Across the following data, how many lines include the string "JSON"? Reply with the number and nothing more.

Records contained in a dataset
□ □ □

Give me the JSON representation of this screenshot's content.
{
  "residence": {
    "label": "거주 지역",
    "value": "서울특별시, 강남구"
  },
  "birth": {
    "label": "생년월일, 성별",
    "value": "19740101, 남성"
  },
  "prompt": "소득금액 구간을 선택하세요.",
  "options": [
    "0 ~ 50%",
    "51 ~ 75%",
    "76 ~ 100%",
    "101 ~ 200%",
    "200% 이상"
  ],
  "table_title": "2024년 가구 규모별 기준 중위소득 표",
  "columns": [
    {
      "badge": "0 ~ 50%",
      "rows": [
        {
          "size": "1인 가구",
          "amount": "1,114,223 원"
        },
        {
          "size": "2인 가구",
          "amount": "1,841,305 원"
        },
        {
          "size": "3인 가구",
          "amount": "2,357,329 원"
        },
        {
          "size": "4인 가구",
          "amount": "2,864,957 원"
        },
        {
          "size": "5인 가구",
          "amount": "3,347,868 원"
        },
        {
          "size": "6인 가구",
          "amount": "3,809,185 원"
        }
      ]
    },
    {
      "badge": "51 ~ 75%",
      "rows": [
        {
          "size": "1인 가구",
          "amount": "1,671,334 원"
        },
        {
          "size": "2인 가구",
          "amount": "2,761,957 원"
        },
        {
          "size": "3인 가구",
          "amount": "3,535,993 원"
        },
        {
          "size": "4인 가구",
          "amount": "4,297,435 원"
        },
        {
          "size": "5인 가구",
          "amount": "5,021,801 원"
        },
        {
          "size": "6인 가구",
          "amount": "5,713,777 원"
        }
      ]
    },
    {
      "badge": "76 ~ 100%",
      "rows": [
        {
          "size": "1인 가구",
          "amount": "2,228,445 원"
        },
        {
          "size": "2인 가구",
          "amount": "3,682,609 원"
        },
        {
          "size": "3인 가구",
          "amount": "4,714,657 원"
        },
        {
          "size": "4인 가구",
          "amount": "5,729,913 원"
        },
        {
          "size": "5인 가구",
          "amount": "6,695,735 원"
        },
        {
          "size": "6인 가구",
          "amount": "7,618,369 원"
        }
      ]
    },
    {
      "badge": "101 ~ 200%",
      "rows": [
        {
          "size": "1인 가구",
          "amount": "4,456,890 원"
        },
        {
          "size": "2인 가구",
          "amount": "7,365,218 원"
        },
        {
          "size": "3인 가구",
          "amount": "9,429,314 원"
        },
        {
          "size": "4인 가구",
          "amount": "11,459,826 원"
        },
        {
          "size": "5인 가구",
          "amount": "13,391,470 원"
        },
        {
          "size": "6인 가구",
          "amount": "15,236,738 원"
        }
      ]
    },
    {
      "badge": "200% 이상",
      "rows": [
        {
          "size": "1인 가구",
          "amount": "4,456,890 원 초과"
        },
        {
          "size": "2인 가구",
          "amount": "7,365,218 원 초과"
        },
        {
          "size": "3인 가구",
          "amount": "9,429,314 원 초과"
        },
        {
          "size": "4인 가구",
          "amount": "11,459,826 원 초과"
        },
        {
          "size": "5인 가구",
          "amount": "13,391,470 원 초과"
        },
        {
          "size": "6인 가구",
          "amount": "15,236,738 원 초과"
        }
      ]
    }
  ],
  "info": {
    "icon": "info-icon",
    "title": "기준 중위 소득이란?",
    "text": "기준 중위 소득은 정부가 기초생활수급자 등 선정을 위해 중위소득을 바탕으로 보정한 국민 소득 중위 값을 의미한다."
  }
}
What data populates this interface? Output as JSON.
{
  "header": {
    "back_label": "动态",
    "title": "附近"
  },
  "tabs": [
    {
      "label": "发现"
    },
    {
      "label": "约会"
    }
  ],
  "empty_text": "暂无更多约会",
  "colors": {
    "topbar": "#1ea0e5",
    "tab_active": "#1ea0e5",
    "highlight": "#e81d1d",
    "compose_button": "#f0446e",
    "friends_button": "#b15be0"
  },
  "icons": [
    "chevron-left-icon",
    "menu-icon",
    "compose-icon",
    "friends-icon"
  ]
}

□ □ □

▸ **Your response**
2